CCS results showing a lower cP number indicate lower viscosity. Oils that are thicker at low temperatures (high cP number) tend to exhibit more resistance and require more energy to pump and circulate and display a higher cP number on the CSS test. A higher cP number at a given temperature is directly correlated to a greater amount of energy required to turn an engine over, and it also indicates a greater potential for starting difficulties. Most importantly, CCS results suggest a lubricant’s ability to be circulated at a given temperature and its ability to provide wear protection.

As seen in the graph, AMSOIL Signature Series 5W-30 Synthetic Motor Oil outperformed several leading synthetic motor oils in a CCS test.

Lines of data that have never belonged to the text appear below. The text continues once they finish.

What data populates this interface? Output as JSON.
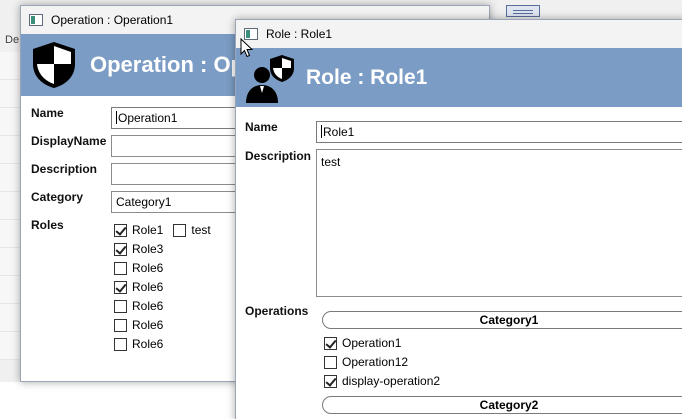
{
  "background": {
    "tab_label": "De"
  },
  "operation_window": {
    "title": "Operation : Operation1",
    "header_title": "Operation : Op",
    "fields": {
      "name_label": "Name",
      "name_value": "Operation1",
      "displayname_label": "DisplayName",
      "displayname_value": "",
      "description_label": "Description",
      "description_value": "",
      "category_label": "Category",
      "category_value": "Category1",
      "roles_label": "Roles"
    },
    "roles": [
      {
        "label": "Role1",
        "checked": true
      },
      {
        "label": "test",
        "checked": false
      },
      {
        "label": "Role3",
        "checked": true
      },
      {
        "label": "Role6",
        "checked": false
      },
      {
        "label": "Role6",
        "checked": true
      },
      {
        "label": "Role6",
        "checked": false
      },
      {
        "label": "Role6",
        "checked": false
      },
      {
        "label": "Role6",
        "checked": false
      }
    ]
  },
  "role_window": {
    "title": "Role : Role1",
    "header_title": "Role : Role1",
    "fields": {
      "name_label": "Name",
      "name_value": "Role1",
      "description_label": "Description",
      "description_value": "test",
      "operations_label": "Operations"
    },
    "categories": [
      {
        "label": "Category1",
        "operations": [
          {
            "label": "Operation1",
            "checked": true
          },
          {
            "label": "Operation12",
            "checked": false
          },
          {
            "label": "display-operation2",
            "checked": true
          }
        ]
      },
      {
        "label": "Category2",
        "operations": []
      }
    ]
  },
  "colors": {
    "header_bg": "#7b9cc4",
    "titlebar_bg": "#f3f3f3"
  },
  "icons": {
    "operation_header": "shield-icon",
    "role_header": "user-shield-icon",
    "window": "app-window-icon",
    "cursor": "mouse-pointer-icon"
  }
}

AMSOIL versus others in cold flow properties

 

 

Solve oil starvation at start-up

Extreme cold can cause conventional motor oil, transmission fluid and gear lube to thicken, starving vital moving parts of necessary lubrication. In many cases, thick motor oil will prevent vehicles from starting. Cold, thick transmission fluid results in delayed or sluggish shifts and inadequate protection for bearings, valves and other critical parts. Thick gear lube, meanwhile, requires more energy to turn the gears, reducing fuel efficiency. Because gears and bearings in the axle housing are splash-lubricated, conventional gear lubes that are too thick at cold temperatures can starve internal components of lubrication, which can cause excessive wear and premature failure.

Conventional petroleum lubricants thicken because they often contain paraffins (wax). While modern refining techniques remove most of the wax from petroleum oil, some wax-like molecules remain. These wax-like molecules are soluble at ambient temperatures above freezing, but crystallize into a honeycomb-like structure at lower temperatures and cause circulation problems. At startup, this can leave working parts unprotected while the lubricant warms to a temperature that allows it to flow.

AMSOIL synthetic lubricants (http://oilordering.com/products/) do not contain paraffins, so they remain fluid in sub-zero temperatures. Watch the video to see what happens when AMSOIL Signature Series Synthetic Motor Oil (http://syntheticwarehouse.net/home/featured-products/signature-series-5w-30-synthetic-motor-oil) and a conventional oil are cooled to -40º. While the conventional oil fails to flow from the beaker, Signature Series remains fluid and delivers 36% easier and faster cold starts*. This means it can reach vital components faster, providing more immediate engine protection and reduced wear.